“This product is vastly superior to the previous liquid magnesium supplement I’d tried, which was produced by another company. I’m very fussy about my drinking water and was afraid that the taste of my pure filtered rainwater would be ruined, but it’s the only noticeable change is in the mouth-feel of the water, which is sort of creamier. And of course it’s giving me a much-needed boost of my magnesium intake.” Jill G.
STUDIES on Magnesium Bioavailability in Drinking Water
Magnesium bioavailability from mineral waters with different mineralization levels in comparison to bread and a supplement (2017)
“The results of serum and urine analysis indicated that Mg bioavailability was comparable for mineral waters with different mineralization levels, bread, and a dietary supplement. Specifically, Mg bioavailability was not influenced by the presence of SO4, HCO3,− or calcium. Thus, mineral water with higher concentrations of Mg constitutes a calorie-free Mg source that contributes to optimal Mg supply. [AND]…Multiple portions consumed throughout the day may increase Mg bioavailability.”
Magnesium bioavailability from mineral water. A study in adult men (2002)
“The fractional absorption rate is high at low Mg load and decreases exponentially with increasing carrier amounts. Several authors have outlined that higher bioavailability is observed when a given amount of Mg is distributed over a day rather than being consumed in a single bolus (Schuette et al, 1990; Fine et al, 1991; Lo¨nnerdal, 1995); consequently a regular water intake distributed throughout the day would be expected to lead to a higher absorption.”
Influence of the consumption pattern of magnesium from magnesium-rich mineral water on magnesium bioavailability (2011)
“Thus, one simple means of increasing Mg absorption and retention of a given daily intake of Mg is to divide the daily dose into smaller increments taken at equally spaced intervals throughout the day. In terms of supplementation, this may result either in a more rapid repletion of body pools when deficiency or sub-deficiency occurs, or in a better prevention of the appearance of a sub-deficiency. Using this consumption pattern, Mg-rich mineral water delivers Mg more efficiently to the body. Further studies are required to confirm these results with Mg-rich foods or food supplements.”
Intestinal Absorption and Factors Influencing Bioavailability of Magnesium – An Update (2017)

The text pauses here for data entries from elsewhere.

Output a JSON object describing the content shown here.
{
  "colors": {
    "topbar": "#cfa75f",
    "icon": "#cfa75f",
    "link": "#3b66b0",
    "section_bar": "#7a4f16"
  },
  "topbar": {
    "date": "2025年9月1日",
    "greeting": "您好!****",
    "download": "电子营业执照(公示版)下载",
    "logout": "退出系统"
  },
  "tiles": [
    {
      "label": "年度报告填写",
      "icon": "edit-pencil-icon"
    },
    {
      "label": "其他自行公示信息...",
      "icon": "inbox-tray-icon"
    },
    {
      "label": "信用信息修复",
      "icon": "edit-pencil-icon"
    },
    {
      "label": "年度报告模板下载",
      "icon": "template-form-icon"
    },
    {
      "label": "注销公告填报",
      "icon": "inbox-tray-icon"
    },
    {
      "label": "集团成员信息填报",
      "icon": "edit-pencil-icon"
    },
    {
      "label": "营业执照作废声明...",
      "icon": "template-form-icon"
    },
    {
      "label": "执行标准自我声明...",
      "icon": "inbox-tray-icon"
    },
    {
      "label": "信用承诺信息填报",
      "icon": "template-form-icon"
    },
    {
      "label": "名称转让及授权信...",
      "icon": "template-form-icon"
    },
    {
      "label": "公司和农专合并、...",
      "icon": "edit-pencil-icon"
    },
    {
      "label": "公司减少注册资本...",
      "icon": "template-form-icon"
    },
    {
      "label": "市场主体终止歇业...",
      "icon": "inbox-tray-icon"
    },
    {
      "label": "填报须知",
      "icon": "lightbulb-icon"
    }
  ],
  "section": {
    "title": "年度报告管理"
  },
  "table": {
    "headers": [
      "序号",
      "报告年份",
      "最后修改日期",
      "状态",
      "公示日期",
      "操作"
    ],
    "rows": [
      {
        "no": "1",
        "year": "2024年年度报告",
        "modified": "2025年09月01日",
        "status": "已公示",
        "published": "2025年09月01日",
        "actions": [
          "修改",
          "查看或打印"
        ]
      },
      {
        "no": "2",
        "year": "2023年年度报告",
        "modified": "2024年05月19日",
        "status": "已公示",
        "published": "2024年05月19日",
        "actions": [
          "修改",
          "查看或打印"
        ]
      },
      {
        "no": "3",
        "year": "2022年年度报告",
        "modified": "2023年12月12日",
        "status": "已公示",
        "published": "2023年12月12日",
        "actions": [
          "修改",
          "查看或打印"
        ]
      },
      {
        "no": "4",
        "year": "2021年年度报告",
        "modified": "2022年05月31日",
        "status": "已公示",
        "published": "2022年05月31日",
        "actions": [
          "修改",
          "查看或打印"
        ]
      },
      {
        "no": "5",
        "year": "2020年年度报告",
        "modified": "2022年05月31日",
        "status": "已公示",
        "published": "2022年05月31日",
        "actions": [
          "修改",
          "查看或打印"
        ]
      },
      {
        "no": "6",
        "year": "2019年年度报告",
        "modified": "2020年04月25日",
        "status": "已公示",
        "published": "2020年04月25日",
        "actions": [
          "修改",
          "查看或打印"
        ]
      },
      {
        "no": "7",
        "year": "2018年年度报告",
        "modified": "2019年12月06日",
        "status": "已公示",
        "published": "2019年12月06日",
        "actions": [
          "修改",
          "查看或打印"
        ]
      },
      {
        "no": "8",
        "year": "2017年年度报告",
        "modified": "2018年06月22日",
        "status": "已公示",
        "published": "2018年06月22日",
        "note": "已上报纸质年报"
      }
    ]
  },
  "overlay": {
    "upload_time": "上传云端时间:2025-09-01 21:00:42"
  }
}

“Mg2+ is absorbed via a paracellular passive and a transcellular active pathway that involves TRPM6/7 channel proteins. The bioavailability of Mg2+ varies within a broad range, depending on the dose, the food matrix, and enhancing and inhibiting factors. Dietary factors impairing Mg2+ uptake include high doses of other minerals, partly fermentable fibres (e.g., hemicellulose), non-fermentable fibres (e.g., cellulose, lignin), phytate and oxalate, whereas proteins, medium-chain-triglycerides, and low- or indigestible carbohydrates (e.g., resistant starch, oligosaccharides, inulin, mannitol and lactulose) enhance Mg2+ uptake. The Mg2+ dose is a major factor controlling the amount of Mg2+ absorbed. In principle, the relative Mg2+ uptake is higher when the mineral is ingested in multiple low doses throughout the day compared to a single, large intake of Mg2+”
Comparative study of magnesium salts bioavailability in rats fed a magnesium-deficient diet (2010)
“Mg chloride showed the highest efficiency among inorganic magnesium salts. “
Bioavailability of US Commercial Magnesium Preparations (2001)
“The low fractional absorption we observed for magnesium oxide (4 percent) is identical to that observed in prior studies of magnesium sulphate bioavailability… Results indicated significantly higher… bioavailability of magnesium chloride.”